Published:

Red Screes is another fell, like Latrigg, where you can drive half way up, making the walk a lot shorter if you don't fancy taking on the full height of 776 metres on foot! Situated between Patterdale and Ambleside, the full ridge of this mountain runs for almost 7km, narrowing at either end to give the Red Screes the appearance of an upside down boat!

Red Screes near Ambleside in the Lake District
There's a lot going for this particular fell: apart from a starting point half-way up, there is a free car park and a pub at the start/finish of this circular route, so you can refresh yourself after a good walk.

Please be aware: although we describe this route as ‘easy’, you will still need to be properly prepared for the high fells – Red Screes is 776m high. Proper boots, warm & waterproof clothing, food, a torch (just in case) and a map and compass (or other properly reliable navigation aid) are a must. This guide is intended as a summary only and you should make sure you check your route fully before setting out.

Kirkstone Pass Inn in the Lake DistrictThe start point for this walk is the car park at the top of  the Kirkstone Pass, right opposite the inn of the same name. There’s lots of ‘kirks’ in the place names around this area thanks to a stone close to the top of the pass that looks like a church steeple - 'kirk' meaning 'church'.

The summit of Red Screes is 776m high and the car park is at 454m, leaving just 322m of ascent - a doddle! Though the way up is pretty steep, the good news is that it’s mainly steps with just a bit of rocky ground towards the top, making the route really easy to follow. Find the finger post at the far end of the car park and you'll be on your way.

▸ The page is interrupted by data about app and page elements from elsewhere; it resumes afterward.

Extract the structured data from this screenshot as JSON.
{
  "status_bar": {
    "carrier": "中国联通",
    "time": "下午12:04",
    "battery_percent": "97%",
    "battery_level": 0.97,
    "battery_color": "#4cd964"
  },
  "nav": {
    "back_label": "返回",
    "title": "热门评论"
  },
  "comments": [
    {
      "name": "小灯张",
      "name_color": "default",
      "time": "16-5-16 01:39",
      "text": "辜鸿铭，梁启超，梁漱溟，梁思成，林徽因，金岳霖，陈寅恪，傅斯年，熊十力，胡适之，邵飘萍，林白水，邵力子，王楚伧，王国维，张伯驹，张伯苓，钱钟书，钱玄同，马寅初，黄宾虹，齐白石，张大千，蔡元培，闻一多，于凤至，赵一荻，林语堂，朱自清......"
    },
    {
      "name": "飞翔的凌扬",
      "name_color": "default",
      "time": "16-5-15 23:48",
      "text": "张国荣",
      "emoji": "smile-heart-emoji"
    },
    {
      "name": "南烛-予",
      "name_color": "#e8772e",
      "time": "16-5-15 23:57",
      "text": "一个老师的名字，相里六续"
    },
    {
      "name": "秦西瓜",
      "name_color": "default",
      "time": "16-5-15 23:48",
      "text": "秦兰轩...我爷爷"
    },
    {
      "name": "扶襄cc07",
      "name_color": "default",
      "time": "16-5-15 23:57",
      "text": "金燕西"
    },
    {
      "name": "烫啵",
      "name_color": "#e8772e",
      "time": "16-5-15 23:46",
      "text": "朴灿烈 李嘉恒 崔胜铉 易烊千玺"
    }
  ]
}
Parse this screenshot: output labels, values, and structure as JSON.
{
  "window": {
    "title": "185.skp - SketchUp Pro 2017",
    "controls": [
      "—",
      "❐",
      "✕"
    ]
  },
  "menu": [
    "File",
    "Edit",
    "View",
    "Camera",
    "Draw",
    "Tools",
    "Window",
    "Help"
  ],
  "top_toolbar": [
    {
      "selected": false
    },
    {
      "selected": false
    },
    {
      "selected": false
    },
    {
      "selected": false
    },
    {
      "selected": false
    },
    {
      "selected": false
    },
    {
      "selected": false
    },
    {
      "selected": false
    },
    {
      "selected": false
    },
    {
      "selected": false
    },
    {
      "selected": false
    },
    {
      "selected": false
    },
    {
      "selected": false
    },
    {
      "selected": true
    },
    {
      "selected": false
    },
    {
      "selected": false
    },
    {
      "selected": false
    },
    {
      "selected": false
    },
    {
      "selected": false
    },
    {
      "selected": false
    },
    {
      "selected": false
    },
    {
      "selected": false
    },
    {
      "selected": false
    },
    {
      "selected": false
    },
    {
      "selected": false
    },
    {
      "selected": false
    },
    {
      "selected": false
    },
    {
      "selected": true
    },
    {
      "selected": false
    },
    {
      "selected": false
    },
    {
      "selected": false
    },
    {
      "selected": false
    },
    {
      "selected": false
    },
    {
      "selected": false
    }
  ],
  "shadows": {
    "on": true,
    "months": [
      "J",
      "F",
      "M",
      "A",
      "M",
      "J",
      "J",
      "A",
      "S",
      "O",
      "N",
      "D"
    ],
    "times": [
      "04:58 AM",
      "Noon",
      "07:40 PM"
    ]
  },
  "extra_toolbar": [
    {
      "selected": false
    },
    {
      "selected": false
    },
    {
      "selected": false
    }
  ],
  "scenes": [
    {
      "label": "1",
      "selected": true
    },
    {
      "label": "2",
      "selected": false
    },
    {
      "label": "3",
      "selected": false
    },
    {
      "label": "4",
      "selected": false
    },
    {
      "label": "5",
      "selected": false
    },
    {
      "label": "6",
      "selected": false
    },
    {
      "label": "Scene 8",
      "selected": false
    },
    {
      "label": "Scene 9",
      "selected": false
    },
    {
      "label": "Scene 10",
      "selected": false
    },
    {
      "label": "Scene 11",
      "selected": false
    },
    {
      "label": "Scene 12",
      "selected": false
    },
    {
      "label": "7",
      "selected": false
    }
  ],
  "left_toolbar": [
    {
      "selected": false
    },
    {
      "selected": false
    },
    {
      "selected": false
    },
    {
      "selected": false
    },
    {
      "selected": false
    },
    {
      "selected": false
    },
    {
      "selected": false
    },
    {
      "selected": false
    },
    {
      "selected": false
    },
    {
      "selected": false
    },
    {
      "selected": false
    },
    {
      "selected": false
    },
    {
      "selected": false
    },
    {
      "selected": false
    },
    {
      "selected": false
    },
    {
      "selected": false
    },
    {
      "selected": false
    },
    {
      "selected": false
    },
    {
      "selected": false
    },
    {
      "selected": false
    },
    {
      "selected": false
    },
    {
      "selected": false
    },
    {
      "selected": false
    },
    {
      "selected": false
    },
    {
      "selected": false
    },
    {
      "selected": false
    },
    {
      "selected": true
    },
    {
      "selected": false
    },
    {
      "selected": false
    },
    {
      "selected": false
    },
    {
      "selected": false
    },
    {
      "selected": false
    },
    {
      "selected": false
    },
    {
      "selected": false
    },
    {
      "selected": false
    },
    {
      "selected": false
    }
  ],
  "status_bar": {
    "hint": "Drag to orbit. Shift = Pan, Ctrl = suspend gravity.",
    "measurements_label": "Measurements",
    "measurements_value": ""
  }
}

People often ask what the best time of year is for fell walking. We all have our favourite seasons, but for Red Screes anytime between mid-October and March is ideal because it’s the perfect place to spot a cloud inversion. From late autumn to early spring there are specific weather conditions that lead to cloud (or fog) down in the valleys and crisp clear skies on the fell tops. It’s an absolutely breathtaking thing to experience and certainly well worth a bit of a hike!

Red Screes cloud inversion
It’s hard to predict precisely, but you’ll be wanting a forecast for crisp, still, clear, weather the day before. If you wake up the next morning in the valley to a light looking mist which, when you look up, seems a bit thin, then you might just be in luck, so hop in the car and whiz up Kirkstone Pass to see what you can see. (Or take a look on Twitter as someone will inevitably have camped overnight and be tweeting photos of an amazing sun rise over the inversion!).

Sunset on Red Screes in the Lake District
Unless you’re in the mood for a long old yomp, the best way back down Red Screes is to return the way you came. There is a rather lovely circular walk dropping down to Scandale Pass then following Caiston Glen before heading back up to the car park on the footpath alongside the road. It is lovely in so many ways, but just remember that the final mile or so will be all uphill – although it does pass the actual ‘kirk’ stone. On the bright side, there’ll be a pub waiting for you when you get there!

Intakes above Scandale Pass in the Lake DistrictFind your perfect self-catering cottage close to Red Screes with one of our properties in Ambleside or Patterdale. Or take a look at all of our holiday cottages.

We have lots of walking guides, so that you can find your perfect route. In particular, you might like: